Douglas Murray can do one thing, and that's hit. Unfortunately although he hits like a truck, his hits don't have an impact on the game.

Sure, they electrify the crowd once in awhile and they look good, but look at the actual impact they have. Murray was roundly praised for a shift where he threw three big hits, one on Matt Fraser and two on Carl Soderberg. Each one was a bruiser, but after each hit, who had the puck? Boston kept possession the entire time, and the play ended with a scoring chance for the Bruins, that's not worth praise, it's worth a bus ticket to Hamilton.

The stuff that actually matters

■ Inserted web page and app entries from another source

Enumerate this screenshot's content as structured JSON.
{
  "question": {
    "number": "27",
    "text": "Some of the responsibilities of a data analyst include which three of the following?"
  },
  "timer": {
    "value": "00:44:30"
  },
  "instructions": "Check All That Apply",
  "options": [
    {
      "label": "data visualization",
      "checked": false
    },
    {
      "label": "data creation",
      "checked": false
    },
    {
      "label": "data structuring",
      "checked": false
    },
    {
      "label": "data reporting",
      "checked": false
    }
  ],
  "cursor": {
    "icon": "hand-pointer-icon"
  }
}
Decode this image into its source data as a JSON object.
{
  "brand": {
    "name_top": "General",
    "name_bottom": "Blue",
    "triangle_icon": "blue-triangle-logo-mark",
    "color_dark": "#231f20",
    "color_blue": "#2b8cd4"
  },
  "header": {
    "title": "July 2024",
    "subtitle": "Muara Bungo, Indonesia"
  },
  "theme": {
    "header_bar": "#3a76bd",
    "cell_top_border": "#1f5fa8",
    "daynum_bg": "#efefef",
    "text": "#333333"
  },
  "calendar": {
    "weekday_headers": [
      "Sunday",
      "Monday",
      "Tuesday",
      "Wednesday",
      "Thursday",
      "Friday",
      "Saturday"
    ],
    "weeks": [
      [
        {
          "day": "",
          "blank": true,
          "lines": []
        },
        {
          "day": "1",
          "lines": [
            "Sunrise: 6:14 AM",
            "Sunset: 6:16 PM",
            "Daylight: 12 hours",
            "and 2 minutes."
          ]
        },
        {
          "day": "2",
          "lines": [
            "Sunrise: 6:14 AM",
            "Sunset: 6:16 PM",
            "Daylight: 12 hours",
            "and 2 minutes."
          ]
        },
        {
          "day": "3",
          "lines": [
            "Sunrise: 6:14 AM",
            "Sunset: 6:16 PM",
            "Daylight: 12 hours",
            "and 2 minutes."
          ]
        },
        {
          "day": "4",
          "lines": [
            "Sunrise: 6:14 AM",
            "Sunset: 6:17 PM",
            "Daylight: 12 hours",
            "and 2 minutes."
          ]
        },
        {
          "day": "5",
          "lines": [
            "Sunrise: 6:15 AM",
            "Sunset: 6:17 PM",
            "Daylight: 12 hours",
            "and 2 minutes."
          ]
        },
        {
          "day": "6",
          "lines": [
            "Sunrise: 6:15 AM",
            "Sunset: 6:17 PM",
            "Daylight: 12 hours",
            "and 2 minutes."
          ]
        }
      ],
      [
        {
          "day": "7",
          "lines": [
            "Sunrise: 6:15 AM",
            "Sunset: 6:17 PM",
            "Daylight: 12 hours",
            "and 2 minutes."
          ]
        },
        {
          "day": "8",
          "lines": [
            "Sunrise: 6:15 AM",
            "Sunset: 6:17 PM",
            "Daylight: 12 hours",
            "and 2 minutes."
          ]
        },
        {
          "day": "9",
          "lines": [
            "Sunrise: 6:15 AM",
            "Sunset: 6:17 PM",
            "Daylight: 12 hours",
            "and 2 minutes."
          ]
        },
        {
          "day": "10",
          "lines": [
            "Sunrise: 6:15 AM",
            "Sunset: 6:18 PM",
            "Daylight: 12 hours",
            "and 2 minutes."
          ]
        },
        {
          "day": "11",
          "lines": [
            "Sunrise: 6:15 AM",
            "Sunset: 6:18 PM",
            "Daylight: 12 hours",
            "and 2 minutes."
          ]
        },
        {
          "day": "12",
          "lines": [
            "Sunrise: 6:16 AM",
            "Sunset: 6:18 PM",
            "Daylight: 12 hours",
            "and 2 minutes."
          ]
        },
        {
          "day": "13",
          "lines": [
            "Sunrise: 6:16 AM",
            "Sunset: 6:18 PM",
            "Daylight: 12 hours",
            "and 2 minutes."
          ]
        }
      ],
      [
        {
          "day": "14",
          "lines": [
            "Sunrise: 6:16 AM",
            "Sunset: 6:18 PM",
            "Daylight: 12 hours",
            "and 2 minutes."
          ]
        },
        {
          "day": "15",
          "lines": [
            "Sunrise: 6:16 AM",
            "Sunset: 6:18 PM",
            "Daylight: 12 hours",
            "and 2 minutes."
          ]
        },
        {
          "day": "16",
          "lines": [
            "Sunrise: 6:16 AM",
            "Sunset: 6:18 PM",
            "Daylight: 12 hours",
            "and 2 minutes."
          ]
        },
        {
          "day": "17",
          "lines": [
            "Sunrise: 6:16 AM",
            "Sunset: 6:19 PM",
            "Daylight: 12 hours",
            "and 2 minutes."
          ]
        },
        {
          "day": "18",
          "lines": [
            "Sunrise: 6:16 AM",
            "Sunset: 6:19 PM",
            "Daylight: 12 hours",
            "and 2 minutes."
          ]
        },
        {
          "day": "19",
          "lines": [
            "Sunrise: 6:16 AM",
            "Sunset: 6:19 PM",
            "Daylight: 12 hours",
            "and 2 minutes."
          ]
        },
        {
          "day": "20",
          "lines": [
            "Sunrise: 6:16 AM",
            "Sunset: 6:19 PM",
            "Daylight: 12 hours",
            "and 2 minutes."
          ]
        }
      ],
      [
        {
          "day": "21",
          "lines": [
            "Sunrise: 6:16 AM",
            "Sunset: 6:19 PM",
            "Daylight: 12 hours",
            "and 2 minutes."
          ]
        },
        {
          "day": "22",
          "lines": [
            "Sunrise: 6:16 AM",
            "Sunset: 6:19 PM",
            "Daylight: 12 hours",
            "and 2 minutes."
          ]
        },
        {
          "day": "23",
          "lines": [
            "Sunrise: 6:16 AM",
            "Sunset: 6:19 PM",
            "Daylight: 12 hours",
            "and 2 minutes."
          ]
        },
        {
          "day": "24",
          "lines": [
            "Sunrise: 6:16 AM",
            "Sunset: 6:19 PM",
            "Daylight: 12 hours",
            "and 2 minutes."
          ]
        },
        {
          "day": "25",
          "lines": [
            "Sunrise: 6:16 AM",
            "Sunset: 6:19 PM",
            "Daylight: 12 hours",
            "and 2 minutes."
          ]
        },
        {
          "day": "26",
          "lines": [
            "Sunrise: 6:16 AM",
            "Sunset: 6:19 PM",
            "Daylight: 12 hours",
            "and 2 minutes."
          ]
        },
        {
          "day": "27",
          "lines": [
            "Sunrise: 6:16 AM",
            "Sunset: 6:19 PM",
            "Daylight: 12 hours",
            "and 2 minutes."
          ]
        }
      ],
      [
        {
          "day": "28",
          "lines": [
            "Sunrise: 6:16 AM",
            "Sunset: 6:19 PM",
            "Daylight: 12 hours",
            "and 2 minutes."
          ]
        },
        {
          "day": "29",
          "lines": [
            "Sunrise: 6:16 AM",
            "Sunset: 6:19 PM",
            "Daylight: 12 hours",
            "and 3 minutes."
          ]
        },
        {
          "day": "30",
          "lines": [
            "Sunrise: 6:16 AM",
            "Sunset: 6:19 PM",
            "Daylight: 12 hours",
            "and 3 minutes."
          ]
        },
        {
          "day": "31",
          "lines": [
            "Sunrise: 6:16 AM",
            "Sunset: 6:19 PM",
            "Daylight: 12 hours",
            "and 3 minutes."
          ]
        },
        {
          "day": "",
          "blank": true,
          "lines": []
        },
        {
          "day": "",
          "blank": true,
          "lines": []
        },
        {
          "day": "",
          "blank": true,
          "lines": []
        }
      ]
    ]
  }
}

Here's the major problem with Murray; in order for him to have a positive impact on the game, you have to believe that his hits somehow outweigh his disastrous play with and without the puck. You have to believe that the extreme negative impact he has on both the Canadiens' ability to defend, and score, is somehow negated by the physical punishment he extolls, usually on players who aren't very good anyway (Shawn Thornton), and usually when the puck is already gone.

Just to give a visual explanation of how bad Douglas Murray has been in the previous two games, I created a few graphics.

Habs' possession rates (red) vs Boston with Douglas Murray while the score is close


That's jarring in and of itself, but look at how the Habs are playing when Murray isn't on:

Habs' possession rates (red) vs Boston without Douglas Murray while the score is close


That's right, the Canadiens went from dominating possession, blitzing the Bruins in shots on goal, to unimaginably bad without and then with Murray. And this is against perhaps the best team in the NHL, and Murray was played almost exclusively the bottom half of Boston's lineup.

While Murray is on the ice, the Canadiens are giving up 50.4 shots against per 60 minutes, and putting up just 15.1 shots for per 60 minutes. That is an insurmountable difference.

Of the 327 skaters who have played 2 or more games in the playoffs, Murray ranks 327th in Corsi %, Corsi % relative to his team, Fenwick %, Fenwick % relative to his team, shots for %, and shots for % relative to his team.


In fact, relative to his team, he's nearly 10 percentage points worse than the next worst player. With the rate at which Murray is being outshot, with average puck luck he will be outscored by three goals every five games.

This means, in the simplest of terms, that if you support Douglas Murray, you think that what he brings to the Montreal Canadiens is worth more than giving up a 4.2 goal advantage in a seven game series. You are literally gifting your opponent more than four goals than they would score over an average player.

There is no legitimate, logical reason for Douglas Murray to ever be in the lineup for the Canadiens again. None.